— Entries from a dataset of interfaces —
-=-=-

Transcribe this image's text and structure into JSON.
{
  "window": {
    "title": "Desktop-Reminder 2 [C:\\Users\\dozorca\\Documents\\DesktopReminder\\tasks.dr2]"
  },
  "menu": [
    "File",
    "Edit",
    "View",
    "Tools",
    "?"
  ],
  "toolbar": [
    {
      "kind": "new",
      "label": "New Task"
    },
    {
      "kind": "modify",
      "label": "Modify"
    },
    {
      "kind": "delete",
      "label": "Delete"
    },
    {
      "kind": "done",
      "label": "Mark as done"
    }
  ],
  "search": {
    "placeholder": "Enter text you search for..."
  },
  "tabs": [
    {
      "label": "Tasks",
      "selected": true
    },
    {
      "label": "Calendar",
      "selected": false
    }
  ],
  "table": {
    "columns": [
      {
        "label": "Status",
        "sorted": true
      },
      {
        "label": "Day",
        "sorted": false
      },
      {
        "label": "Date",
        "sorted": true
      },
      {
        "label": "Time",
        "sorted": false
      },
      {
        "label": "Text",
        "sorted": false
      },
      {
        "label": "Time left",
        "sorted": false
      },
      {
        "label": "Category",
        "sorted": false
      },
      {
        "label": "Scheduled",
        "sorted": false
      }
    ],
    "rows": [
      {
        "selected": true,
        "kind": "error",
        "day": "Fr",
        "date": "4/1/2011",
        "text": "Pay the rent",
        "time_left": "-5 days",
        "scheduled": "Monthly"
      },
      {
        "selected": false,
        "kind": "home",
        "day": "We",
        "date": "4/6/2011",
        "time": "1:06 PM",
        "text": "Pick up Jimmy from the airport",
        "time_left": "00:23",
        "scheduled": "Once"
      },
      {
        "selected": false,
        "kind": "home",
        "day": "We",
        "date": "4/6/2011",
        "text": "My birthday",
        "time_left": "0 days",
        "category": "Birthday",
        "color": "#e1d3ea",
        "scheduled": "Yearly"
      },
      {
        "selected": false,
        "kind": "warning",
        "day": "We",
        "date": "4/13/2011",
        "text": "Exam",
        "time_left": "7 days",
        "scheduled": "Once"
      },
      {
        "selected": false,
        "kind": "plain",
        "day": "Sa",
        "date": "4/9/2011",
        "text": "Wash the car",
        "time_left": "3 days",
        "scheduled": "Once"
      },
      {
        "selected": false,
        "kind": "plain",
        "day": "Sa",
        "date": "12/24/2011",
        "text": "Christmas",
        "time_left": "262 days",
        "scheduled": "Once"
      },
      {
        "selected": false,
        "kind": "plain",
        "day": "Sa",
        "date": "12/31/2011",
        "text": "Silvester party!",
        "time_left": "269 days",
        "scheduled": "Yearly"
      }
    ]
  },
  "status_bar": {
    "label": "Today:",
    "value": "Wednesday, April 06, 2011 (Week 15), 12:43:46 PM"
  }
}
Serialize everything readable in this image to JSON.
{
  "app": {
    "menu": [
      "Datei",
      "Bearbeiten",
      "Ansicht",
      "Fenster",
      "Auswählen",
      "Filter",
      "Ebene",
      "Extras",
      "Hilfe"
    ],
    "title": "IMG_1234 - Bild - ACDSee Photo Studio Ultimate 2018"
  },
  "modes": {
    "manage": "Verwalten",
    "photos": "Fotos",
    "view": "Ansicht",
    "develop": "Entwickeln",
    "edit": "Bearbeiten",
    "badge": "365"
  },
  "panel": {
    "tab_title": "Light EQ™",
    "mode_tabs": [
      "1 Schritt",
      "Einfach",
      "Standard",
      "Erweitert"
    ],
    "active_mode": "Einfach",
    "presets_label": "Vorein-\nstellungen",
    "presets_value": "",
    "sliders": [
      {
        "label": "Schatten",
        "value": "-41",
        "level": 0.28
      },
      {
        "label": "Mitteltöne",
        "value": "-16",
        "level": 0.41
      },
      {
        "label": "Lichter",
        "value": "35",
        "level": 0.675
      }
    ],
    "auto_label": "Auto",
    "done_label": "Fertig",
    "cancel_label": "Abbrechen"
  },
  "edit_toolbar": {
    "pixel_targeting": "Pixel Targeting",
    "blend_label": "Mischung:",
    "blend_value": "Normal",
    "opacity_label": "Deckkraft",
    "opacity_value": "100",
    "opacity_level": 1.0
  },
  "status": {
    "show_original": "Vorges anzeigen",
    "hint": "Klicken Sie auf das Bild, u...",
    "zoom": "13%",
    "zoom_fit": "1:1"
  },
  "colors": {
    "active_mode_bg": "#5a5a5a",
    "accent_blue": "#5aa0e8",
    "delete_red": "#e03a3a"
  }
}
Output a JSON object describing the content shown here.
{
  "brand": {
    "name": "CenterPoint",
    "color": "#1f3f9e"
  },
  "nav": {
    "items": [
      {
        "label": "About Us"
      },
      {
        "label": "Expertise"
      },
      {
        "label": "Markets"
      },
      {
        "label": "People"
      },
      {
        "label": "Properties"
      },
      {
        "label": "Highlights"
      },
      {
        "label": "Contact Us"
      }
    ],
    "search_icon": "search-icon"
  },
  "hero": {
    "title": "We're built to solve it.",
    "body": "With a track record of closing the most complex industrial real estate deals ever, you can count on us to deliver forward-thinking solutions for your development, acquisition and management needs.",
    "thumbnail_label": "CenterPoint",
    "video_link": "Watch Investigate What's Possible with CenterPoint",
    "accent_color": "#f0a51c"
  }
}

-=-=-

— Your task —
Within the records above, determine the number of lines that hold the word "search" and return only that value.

— Task result —
3